The nose consists of the nasal bone, upper alar cartilage, lower alar cartilage, and septal cartilage. A deviated nose occurs when a part of the nose is crooked to one side.
Deviated nose correction is divided into two: axis deviation (external deviation) and septal deviation (internal deviation). Nose deviation can cause functional issues such as breathing problems, chronic daily headaches, and even facial asymmetry. Therefore, deviation correction should consider the functional aspect as well as the aesthetic aspect.
Types of Deviation
Causes of Breathing Issues Due to a Deviated Nose
Nasal valve narrowness
When the nasal valve, which controls the air going in and out of the nose, is narrow, breathing can be uncomfortable.
After rhinoplasty, when the supporting structure of the septum becomes weakened or thicker, breathing can be uncomfortable.
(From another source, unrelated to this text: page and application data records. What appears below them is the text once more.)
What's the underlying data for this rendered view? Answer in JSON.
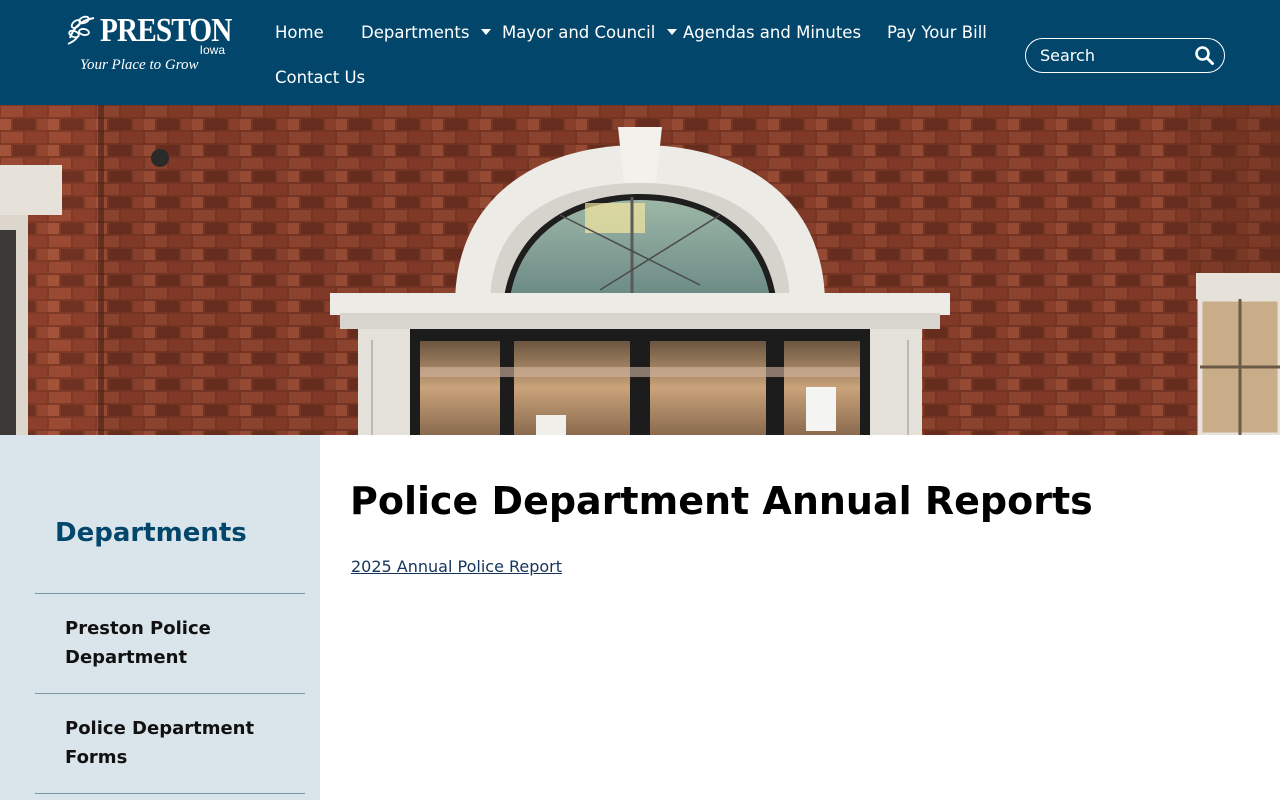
{
  "brand": {
    "name": "PRESTON",
    "state": "Iowa",
    "tagline": "Your Place to Grow",
    "header_color": "#03466b"
  },
  "nav": {
    "items": [
      {
        "label": "Home",
        "has_dropdown": false
      },
      {
        "label": "Departments",
        "has_dropdown": true
      },
      {
        "label": "Mayor and Council",
        "has_dropdown": true
      },
      {
        "label": "Agendas and Minutes",
        "has_dropdown": false
      },
      {
        "label": "Pay Your Bill",
        "has_dropdown": false
      },
      {
        "label": "Contact Us",
        "has_dropdown": false
      }
    ]
  },
  "search": {
    "placeholder": "Search",
    "value": "",
    "icon": "search-icon"
  },
  "hero": {
    "icon": "building-entrance-photo"
  },
  "sidebar": {
    "title": "Departments",
    "title_color": "#03466b",
    "items": [
      {
        "label": "Preston Police Department"
      },
      {
        "label": "Police Department Forms"
      }
    ]
  },
  "main": {
    "title": "Police Department Annual Reports",
    "links": [
      {
        "label": "2025 Annual Police Report"
      }
    ]
  }
}
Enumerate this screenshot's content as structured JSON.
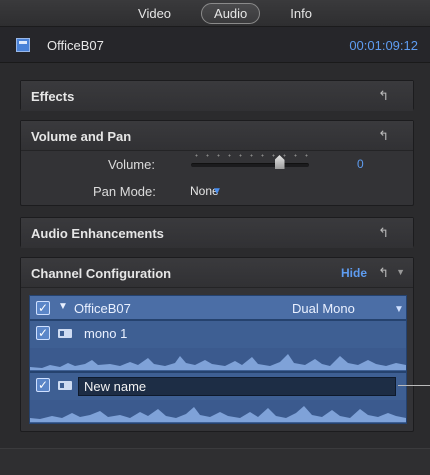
{
  "tabs": [
    {
      "label": "Video",
      "active": false
    },
    {
      "label": "Audio",
      "active": true
    },
    {
      "label": "Info",
      "active": false
    }
  ],
  "header": {
    "clip_name": "OfficeB07",
    "timecode": "00:01:09:12"
  },
  "sections": {
    "effects": {
      "title": "Effects"
    },
    "volume_pan": {
      "title": "Volume and Pan",
      "volume_label": "Volume:",
      "volume_value": "0",
      "volume_level": 0.75,
      "pan_mode_label": "Pan Mode:",
      "pan_mode_value": "None"
    },
    "audio_enhancements": {
      "title": "Audio Enhancements"
    },
    "channel_config": {
      "title": "Channel Configuration",
      "hide_label": "Hide",
      "clip": {
        "name": "OfficeB07",
        "mode": "Dual Mono",
        "checked": true
      },
      "channels": [
        {
          "name": "mono 1",
          "checked": true
        },
        {
          "name": "New name",
          "checked": true,
          "editing": true
        }
      ]
    }
  },
  "colors": {
    "accent": "#5e9cf0",
    "lane": "#3e5f93",
    "background": "#2b2b2d"
  },
  "icons": [
    "clip-icon",
    "reset-arrow-icon",
    "dropdown-caret-icon",
    "checkbox-icon",
    "channel-icon",
    "disclosure-triangle-icon"
  ]
}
Alar sculpturing suture
With the most common method of deviation correction, when the height of the alar cartilage is different, asymmetry can be corrected by realigning the alar cartilage.
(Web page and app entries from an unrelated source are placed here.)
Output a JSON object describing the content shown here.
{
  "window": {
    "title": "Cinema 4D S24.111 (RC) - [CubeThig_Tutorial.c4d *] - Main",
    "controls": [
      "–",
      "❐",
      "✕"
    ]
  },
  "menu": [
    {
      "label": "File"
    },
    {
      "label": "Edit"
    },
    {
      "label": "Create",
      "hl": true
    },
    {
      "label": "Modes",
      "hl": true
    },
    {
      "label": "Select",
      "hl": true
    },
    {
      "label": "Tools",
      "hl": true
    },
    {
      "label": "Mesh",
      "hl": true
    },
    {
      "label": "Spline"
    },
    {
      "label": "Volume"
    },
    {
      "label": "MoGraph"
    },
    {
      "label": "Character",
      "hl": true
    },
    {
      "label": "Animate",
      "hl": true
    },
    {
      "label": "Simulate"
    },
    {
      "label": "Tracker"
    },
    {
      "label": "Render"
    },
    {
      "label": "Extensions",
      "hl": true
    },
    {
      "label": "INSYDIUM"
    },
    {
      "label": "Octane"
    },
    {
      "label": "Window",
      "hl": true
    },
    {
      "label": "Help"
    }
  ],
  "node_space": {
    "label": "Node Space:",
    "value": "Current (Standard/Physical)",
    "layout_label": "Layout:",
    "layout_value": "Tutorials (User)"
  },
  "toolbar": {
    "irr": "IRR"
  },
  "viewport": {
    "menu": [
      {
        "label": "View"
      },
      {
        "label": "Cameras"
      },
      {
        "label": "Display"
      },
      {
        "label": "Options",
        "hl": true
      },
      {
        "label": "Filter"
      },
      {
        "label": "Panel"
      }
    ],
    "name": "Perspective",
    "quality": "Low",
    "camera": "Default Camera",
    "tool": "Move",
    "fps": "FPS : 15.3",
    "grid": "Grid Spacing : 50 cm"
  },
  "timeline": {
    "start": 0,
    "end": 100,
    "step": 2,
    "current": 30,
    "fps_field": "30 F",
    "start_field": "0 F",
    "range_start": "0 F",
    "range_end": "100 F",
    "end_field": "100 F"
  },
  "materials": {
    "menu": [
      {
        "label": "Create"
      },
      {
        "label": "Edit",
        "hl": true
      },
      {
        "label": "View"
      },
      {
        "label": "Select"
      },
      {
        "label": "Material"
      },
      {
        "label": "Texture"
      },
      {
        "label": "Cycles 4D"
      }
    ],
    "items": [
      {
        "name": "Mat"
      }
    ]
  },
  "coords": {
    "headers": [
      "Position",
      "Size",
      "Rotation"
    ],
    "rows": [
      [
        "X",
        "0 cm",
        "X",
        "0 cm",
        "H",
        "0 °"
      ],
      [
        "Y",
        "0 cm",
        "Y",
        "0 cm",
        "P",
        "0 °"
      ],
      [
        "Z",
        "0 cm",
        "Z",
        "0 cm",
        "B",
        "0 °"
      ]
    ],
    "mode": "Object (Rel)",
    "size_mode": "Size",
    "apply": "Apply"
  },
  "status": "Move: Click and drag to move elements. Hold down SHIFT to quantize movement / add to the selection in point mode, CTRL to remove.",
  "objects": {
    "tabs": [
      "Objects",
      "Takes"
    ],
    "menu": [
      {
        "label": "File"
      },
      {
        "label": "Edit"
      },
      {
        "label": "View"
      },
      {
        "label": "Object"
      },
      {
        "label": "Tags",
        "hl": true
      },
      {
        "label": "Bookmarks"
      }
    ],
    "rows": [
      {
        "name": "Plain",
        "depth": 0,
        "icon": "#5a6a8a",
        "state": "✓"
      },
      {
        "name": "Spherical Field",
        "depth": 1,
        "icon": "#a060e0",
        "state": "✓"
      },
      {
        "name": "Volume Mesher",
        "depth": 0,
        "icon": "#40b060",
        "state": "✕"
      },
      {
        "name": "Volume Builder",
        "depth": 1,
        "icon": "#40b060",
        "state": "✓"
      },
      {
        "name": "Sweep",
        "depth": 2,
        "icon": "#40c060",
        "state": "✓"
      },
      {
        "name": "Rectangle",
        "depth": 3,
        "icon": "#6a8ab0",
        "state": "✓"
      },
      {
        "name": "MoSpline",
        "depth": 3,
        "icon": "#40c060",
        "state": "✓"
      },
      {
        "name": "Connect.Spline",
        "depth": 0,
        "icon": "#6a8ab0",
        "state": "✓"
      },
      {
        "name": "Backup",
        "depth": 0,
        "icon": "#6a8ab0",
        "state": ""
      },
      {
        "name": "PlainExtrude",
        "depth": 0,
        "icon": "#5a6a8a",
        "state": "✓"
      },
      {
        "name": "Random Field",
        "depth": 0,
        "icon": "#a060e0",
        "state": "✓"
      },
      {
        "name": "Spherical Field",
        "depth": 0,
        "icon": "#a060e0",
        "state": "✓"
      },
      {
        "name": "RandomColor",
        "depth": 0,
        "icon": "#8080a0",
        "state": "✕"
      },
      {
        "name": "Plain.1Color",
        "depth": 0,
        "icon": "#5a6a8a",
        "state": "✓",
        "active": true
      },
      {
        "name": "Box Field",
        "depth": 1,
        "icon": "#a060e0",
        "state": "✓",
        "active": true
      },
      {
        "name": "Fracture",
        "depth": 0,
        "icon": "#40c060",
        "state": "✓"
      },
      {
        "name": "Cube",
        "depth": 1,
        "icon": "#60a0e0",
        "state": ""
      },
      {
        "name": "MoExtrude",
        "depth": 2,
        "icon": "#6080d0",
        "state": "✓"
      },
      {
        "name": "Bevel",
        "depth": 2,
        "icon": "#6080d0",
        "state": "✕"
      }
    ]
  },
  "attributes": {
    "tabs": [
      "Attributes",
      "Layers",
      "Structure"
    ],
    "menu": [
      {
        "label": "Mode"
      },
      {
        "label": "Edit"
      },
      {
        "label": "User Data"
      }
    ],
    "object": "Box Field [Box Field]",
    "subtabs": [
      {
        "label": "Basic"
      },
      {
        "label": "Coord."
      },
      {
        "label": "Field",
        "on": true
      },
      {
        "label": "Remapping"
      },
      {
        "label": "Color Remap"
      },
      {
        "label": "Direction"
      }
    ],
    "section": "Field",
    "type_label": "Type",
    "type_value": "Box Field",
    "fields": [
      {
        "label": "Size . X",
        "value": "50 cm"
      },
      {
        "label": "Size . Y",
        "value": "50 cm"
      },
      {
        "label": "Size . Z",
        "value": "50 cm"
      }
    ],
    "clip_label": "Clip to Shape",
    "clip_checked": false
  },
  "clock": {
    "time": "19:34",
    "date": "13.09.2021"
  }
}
When the nasal bone is crooked, the deviation can be corrected by cutting the bone.
Deviated septum correction
When the septum is severely deviated, the septum can be corrected by cutting and removing part of the septum.
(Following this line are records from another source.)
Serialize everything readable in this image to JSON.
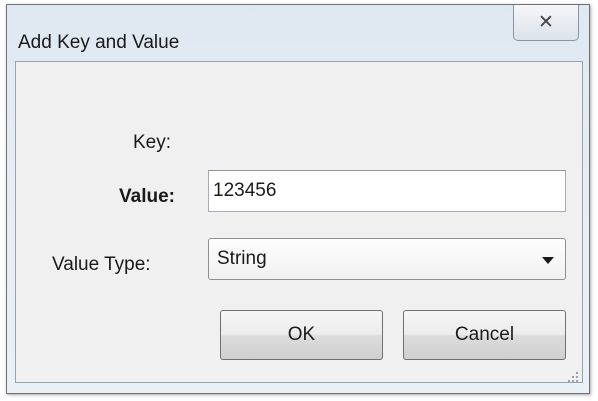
{
  "window": {
    "title": "Add Key and Value",
    "close_glyph": "✕"
  },
  "form": {
    "key_label": "Key:",
    "value_label": "Value:",
    "value_input": "123456",
    "type_label": "Value Type:",
    "type_selected": "String"
  },
  "buttons": {
    "ok": "OK",
    "cancel": "Cancel"
  }
}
When the asymmetry is caused by a slanted columella, the slanted columella can be supported by inserting ear cartilage, a septal cartilage strut, or a silicone implant.
Inferior turbinate concha correction
When the inferior turbinate concha naturally blocks the airway or the mucosa around them is enlarged, the size of the turbinate bone can be reduced or the thickness of the mucosa can be reduced using high-frequency therapy.
How does CDU perform ideal and precise surgery using the closed method?
By conducting an in-depth examination with a cutting-edge, three dimensional CT analysis, CDU surgeons precisely plan possible approaches for the best result by analyzing the nasal bone shape, bone thickness, and the condition of the soft tissues around the nose.
(*3D-CT scanning may be required depending on the surgeon’s diagnosis.)
Q&A about Deviated Nose Correction
Yes, it is necessary. Nasal packing is commonly used for decreasing risks such as bleeding, swelling, hematomas, deviation, and adhesions. The packing needs to be maintained for at least seven days. On the seventh day after the operation, the packing is removed by the surgeon.
The majority of patients don’t undergo severe pain. It is manageable by taking pain medication such as Tylenol, or even nothing at all. Patients are more likely to experience difficulty breathing due to the packing than pain after surgery.